5 Facts You Probably Didn’t Know About Queenstown
Travel Hacks

5 Facts You Probably Didn’t Know About Queenstown

Wild Kiwi Team
By Wild Kiwi Team
on  March 28, 2017

Queenstown is famous for its sense of fun and adventure. It’s got everything: great shopping destinations, fabulous cafes and restaurants, a buzzing nightlife and every activity you could possibly think of. And not to mention, the stunning mountain ranges and spectacular lakes. Here are five things you might not know about the vibrant city.

Head to New Zealand for skiing experiences aplenty - Wonderful vistas on the slopes

The Discovery Of Queenstown
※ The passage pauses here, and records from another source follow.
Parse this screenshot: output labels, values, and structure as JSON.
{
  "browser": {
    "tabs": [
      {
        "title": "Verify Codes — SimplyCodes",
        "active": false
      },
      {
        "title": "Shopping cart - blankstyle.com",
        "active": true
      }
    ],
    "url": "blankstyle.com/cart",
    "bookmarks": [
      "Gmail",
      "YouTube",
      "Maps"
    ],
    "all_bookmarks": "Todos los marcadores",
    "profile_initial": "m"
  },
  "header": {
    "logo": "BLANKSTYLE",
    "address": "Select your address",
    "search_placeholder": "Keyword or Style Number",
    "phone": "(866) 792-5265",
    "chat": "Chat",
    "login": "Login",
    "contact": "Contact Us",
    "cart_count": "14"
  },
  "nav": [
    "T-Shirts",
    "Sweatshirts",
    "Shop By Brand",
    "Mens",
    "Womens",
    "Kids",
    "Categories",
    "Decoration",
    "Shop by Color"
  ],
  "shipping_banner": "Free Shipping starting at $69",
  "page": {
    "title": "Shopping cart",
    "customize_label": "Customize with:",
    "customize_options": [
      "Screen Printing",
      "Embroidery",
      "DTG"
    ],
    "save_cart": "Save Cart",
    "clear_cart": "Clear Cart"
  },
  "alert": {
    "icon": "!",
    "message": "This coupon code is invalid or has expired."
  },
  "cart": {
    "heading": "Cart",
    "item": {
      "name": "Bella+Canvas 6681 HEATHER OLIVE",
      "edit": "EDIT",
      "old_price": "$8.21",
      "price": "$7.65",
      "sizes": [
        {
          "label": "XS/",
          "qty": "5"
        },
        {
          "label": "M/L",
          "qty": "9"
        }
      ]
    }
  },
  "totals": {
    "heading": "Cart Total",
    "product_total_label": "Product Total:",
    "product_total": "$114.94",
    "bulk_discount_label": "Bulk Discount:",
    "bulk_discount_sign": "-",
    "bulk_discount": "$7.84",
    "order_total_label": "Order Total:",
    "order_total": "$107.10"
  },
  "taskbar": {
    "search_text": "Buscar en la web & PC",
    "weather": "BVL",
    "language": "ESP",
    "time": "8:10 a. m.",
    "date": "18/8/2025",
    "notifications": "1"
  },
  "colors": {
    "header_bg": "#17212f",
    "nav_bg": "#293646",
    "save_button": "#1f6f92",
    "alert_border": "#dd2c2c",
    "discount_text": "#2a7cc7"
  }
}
The Māori first discovered and settled in Queenstown during their search of pounamu, which is a semi-precious stone that has huge cultural significance. The stone was carefully crafted into a number of fine objects and tools including fishing hooks, knives, and jewelry. Europeans began arriving in Queenstown in the early 1850s, but when gold was discovered in the Arrow River in 1862, it didn’t take long for the gold rush to begin.

Queenstown’s Māori Name Is Tāhuna, Which Means ‘Shallow Bay’

Although no one can be certain, Queenstown is thought to have received its English name in around 1863. During a public meeting, a miner stood up and proclaimed the location as being fit for a Queen. It’s a special place, so we can’t argue there.

There’s A Pretty Packed Festival And Events Calendar

Queenstown locals love a good celebration. From seasonal festivals to light projects which transform spaces with stunning interactive art, it’s impossible to get bored in Queenstown. And that’s a fact.

Queenstown Has An Enviously Long Ski Season

Nestled in the heart of the Southern Alps, Queenstown is in close proximity to a range of four impressive ski areas, suitable for all abilities. Book onto our Ski Queenstown trip and dream no more.

Wine, Wine And More Wine

Over 900 hectares of land are used for wine production, so why not do a wine tasting and learn more about the local drop.

Indulge in NZ wines - Test out locally produced products

Related stories